You are of course free to reject whatever you want, but there is no basis in logic or science for your rejection. Indeed, much of the "science" that the aliens supposedly use is already available to us, but the technology to get to the stars that they would need is hundreds, probably thousands (or more) years away. So what you're suggesting is that they aliens are far more advanced than us in terms of space travel technology, without corresponding advances in other areas.

With respect, it is as I said - laughable, and based, as are the rest of your suppositions, on a human-centered, 1950s sci-fi view of ourselves, and the galaxy around us. It has nothing whatsoever to do with reality.

PK

Red Pill Junkie said...

No one escapes human-centrism, Paul. Not even you --what makes you think "they" use a technology to get from here to there --and where exactly is "there" anyway? ;)

Paul Kimball said...

RPJ,

Agreed, but knowing that one is always going to be inclined to view something through their own understanding and experiences is a good place to start, and something I don't see from the Keyhoe-ian UFO believers.

As to the "where are the from" question, in this case we're talking about extraterrestrials from another planet, making their way here in nuts-and-bolts spacecraft - which is what the Keyhoe-ian types would have us believe.

That there might be other "there's" is something which they rarely, if ever, consider... which is my point.

PK

Mike Franklin said...
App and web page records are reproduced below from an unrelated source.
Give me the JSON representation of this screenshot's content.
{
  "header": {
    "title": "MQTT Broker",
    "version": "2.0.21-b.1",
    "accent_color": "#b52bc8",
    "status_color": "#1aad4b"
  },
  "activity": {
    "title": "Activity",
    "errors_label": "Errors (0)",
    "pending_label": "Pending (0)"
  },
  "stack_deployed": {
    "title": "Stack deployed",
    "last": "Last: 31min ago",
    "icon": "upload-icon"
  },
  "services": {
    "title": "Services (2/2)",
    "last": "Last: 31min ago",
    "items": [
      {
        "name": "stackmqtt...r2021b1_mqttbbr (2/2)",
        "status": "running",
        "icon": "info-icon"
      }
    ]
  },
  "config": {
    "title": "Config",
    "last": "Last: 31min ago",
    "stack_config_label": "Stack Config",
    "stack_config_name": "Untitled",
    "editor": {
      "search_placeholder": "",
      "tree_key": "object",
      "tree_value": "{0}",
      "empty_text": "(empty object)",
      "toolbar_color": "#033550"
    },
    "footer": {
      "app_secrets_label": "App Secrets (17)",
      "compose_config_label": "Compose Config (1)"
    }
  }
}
"I think like most of "Ufology" ( whatever that loose term means) this phenomenon uses reductionism while perhaps inevitable, are a sort of self referential quasi-reality that is taken literally instead of being viewed as metaphors for a possible variety of causes."

There are as many possibilities as there are people to consider them. Human habit demands that we debase thought that doesn't mesh with our own. The end result is that instead of a unified community working for a common goal, we settle into our musty desk chairs to cast our displeasures.
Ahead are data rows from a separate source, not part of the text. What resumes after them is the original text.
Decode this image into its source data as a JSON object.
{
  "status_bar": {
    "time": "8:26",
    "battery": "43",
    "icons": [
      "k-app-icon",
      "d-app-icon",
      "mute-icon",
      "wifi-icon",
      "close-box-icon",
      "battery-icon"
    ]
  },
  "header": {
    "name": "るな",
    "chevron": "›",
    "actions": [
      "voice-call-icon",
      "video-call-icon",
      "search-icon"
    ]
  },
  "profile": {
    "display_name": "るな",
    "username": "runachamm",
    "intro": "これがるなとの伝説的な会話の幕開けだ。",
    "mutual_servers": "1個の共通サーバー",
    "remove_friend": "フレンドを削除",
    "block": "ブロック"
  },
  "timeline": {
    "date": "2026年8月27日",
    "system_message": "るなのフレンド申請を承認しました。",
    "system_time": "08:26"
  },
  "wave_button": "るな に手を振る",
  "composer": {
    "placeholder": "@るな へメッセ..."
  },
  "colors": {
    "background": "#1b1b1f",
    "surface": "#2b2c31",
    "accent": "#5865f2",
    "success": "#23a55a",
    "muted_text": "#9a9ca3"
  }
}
If there is one reason why the UFO community is so very non-community oriented, this has to be it. The foundations of genuine thought... regardless of how it agrees (or not) with our own, is smashed to bits before it can get off the ground.

We are, as in all things with human culture, our own worst enemies.

Don Maor said...

Paul said:
"You are of course free to reject whatever you want, but there is no basis in logic or science for your rejection. Indeed, much of the "science" that the aliens supposedly use is already available to us".

This last one is also rejected. Why?. Reported alien technology/habilities includes walking trough walls, levitating people and objects, make hybrids that are half human and half alien, aliens that eat no food, aliens that have telepathic habilities/techonology, paralizing habilities/technology, etc. As long as I know, we do not have such powers.

Other rejected ideas:

The notion of Jacobs and Hopkins ,in some way, any way, "beating" the aliens. Rejected.

The notion of a known mathematical parallel/relationship between alien space travel technology and alien neurocience techonology. Rejected.

Paul's notion of arbitrarily picking one scenario, out of 20 possible ones, and say that since the selected scenario is laughable, therefore abduction ETH sucks. Rejected.

Mauricio

qraal said...

Of course there's nothing wrong with the idea that ETIs can induce whatever hallucinations they wish via direct neural feeds, whenever they feel the urge to screw with our brains. Consider the bizarre experiments we do on lesser mammals with single neuron triggering and micro-electrode implantation etc etc. Throw advanced nano-tech into the mix of possibilities and there's every possibility of micro-probes which objective observers need never to be aware of.